The Historic Cooksville Trust’s chairman, Larry Reed, has been recognized by the Wisconsin Historical Society for his many years of historic preservation volunteer work in the Village of Cooksville, Rock County. The 2015 award was presented to Reed by Ellsworth Brown, Director of the Wisconsin Historical Society, after approval by the Board of Curators of the Society.
Reed was cited for his “Founding in 1999 of the Historic Cooksville Trust and for Longtime Dedication to the Preservation and Appreciation of Cooksville.” He has spent decades of work helping to preserve the historic Village of Cooksville where he has lived for over 40 years.
Ellsworth Brown, left, Director of the Wisconsin Historical Society, presents the Society’s State Historic Preservation Award certificate to Larry Reed, chair of the Historic Cooksville Trust, and longtime Cooksville preservationist and historian.
The charitable Historic Cooksville Trust with its ten-member Board of Directors has successfully initiated or assisted about a dozen local preservation projects in the Cooksville Historic District in the small Rock County community and has received donations totaling over $200,000 so far.

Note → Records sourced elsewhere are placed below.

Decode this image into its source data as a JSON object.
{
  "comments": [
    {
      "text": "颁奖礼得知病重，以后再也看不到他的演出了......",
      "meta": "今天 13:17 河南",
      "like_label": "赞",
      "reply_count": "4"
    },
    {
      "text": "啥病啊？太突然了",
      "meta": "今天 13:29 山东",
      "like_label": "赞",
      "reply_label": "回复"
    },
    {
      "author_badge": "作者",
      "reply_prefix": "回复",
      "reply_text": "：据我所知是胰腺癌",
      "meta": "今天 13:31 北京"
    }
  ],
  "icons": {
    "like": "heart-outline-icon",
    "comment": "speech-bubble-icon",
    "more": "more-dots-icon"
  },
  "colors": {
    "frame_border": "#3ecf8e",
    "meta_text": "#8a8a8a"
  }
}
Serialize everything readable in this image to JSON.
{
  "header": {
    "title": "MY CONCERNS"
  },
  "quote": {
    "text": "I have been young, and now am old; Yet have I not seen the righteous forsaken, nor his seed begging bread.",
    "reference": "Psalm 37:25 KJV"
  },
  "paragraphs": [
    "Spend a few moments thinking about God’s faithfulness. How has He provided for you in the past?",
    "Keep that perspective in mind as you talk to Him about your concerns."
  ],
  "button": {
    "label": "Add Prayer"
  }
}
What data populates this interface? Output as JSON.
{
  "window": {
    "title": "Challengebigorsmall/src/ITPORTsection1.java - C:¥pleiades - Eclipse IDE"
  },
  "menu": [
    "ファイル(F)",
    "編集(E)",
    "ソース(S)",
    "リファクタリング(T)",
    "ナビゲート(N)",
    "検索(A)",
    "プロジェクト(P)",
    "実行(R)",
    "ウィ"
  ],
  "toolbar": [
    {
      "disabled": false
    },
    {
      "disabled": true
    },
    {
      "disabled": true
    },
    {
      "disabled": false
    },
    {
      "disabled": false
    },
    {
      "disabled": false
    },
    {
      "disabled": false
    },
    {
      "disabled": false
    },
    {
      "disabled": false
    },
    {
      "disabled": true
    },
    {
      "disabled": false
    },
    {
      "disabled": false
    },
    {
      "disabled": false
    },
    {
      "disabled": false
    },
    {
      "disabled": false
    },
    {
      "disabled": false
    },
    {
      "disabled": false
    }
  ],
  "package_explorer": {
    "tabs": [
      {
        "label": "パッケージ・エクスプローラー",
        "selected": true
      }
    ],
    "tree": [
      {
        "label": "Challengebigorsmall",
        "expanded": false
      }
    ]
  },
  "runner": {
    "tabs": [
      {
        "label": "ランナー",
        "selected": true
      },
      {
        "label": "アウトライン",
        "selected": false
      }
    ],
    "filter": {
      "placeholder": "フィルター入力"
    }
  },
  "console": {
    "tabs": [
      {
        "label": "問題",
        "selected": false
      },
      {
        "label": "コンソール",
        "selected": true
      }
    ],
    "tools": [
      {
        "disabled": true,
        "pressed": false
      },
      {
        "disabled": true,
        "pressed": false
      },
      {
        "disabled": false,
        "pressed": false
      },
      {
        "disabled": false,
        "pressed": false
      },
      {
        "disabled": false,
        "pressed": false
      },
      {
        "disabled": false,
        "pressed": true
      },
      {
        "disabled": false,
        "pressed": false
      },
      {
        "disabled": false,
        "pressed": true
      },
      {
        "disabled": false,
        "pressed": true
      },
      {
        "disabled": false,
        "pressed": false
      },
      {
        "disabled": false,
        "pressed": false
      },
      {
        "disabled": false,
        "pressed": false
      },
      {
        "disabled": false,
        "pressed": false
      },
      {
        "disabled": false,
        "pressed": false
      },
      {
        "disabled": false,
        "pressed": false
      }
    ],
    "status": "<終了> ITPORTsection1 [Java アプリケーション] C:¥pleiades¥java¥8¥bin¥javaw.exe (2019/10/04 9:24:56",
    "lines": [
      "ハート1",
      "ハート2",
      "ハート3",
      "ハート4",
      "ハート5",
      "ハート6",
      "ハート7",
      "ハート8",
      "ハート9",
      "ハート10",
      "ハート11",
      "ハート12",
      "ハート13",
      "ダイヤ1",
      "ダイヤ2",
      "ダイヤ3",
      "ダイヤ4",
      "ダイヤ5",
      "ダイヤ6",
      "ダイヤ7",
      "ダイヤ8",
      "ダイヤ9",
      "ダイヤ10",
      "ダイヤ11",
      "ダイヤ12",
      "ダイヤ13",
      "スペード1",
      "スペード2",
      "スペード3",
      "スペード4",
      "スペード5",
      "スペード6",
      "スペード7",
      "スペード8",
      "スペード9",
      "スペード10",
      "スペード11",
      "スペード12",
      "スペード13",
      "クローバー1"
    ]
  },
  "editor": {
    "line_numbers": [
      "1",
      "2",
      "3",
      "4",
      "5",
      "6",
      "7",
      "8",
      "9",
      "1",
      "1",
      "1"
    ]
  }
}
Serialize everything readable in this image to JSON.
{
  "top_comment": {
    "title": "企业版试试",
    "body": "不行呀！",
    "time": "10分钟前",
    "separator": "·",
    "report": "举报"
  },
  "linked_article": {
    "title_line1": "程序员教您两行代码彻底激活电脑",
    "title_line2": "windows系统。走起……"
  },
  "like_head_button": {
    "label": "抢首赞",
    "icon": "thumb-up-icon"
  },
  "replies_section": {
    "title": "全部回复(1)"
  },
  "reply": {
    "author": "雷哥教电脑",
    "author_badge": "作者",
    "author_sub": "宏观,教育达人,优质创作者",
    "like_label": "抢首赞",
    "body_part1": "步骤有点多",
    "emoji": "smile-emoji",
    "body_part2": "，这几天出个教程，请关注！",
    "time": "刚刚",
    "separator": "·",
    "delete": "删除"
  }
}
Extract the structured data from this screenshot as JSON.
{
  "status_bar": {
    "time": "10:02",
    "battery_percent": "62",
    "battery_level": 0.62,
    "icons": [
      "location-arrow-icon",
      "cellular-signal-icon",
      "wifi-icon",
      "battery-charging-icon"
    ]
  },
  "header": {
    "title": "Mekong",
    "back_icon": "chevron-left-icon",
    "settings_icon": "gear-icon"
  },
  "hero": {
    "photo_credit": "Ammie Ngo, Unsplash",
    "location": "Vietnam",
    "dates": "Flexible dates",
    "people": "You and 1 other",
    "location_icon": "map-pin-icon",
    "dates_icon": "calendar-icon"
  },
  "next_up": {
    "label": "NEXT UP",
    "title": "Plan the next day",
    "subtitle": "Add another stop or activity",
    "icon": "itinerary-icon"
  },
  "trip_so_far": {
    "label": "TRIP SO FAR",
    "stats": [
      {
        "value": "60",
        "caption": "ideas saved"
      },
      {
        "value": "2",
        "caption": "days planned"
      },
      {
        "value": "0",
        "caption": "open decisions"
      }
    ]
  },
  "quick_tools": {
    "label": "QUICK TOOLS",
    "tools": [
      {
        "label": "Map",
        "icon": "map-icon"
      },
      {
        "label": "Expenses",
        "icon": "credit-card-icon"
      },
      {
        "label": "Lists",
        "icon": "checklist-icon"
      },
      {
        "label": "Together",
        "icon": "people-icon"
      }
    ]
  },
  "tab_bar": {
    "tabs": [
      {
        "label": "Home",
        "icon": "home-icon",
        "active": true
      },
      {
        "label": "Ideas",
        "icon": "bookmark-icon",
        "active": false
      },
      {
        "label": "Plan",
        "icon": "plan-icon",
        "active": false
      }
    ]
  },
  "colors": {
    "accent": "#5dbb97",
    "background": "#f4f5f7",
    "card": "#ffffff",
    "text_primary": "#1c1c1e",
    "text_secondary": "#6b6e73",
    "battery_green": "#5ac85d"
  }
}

The Historic District was listed in the National Register of Historic Places in 1973 and expanded in 1980.
The mission of the Trust is to help the Cooksville community preserve, conserve, celebrate and enjoy its unique and valuable historical, cultural and natural heritage by assisting with funding building rehabilitations and restorations as well as education and publication projects in the village.
The small village, which is known by many as “A Wee Bit of New England in Wisconsin” and as “The Town that Time Forgot” because a railroad never came to the community,, was founded 175 years ago by the Cook brothers.
Reed says that preservation in the village really began early, when Ralph Lorenzo Warner arrived in 1911. Warner restored his 1848 home, the “House Next Door” to which he invited visitors to experience his historic house and gardens and enjoy refreshments at lunches, dinners and teas. Local, state and national media applauded his innovative work and brought attention to his special preservation efforts.
According to Reed, “Warner’s project opened people’s hearts and minds to the benefits of preserving and enjoying 19th century Wisconsin life, using historic buildings, historic gardens, and his collection of antiques. Besides receiving wide attention for his accomplishments, he inspired others to do the same, such as his friend Edgar Hellum’s preservation work in Mineral Point in the 1930s where he and Bob Neal created the Pendarvis complex.”
Cooksville has about 35 historic nineteenth century buildings and sites, including the state’s oldest operating general store, two churches, a schoolhouse, a public square, and locally-made brick and frame houses. Settled in 1840, the village was platted in 1842 by the Cook brothers, and soon a second village named Waucoma was established next to it in 1846 by the Porter brothers on land first owned by the famous U.S. Senator Daniel Webster. Cooksville was once suggested as the site of an old world Wisconsin outdoor museum because it was a well-preserved, early “wee bit of New England in Wisconsin.”
The Historic Cooksville Trust, which Reed heads up, is a non-profit, non-membership organization designed to raise funds and assist various preservation and conservation projects in or near Cooksville in the Town of Porter. Tours of the historic district are available, and community events take place in the historic Schoolhouse, which now serves as the Cooksville Community Center.
The Trust has also established the Cooksville Archives to collect and preserve documents, photographs, artifacts and other materials related to the history of Cooksville, and it welcomes such donations. The Archives are available to the public.
The Cooksville Country Store has available a publication titled “Historic Cooksville: A Guide.”
For more information about the village of the Historic Cooksville Trust, Reed welcomes inquiries and can be contacted at (608) 873-5066.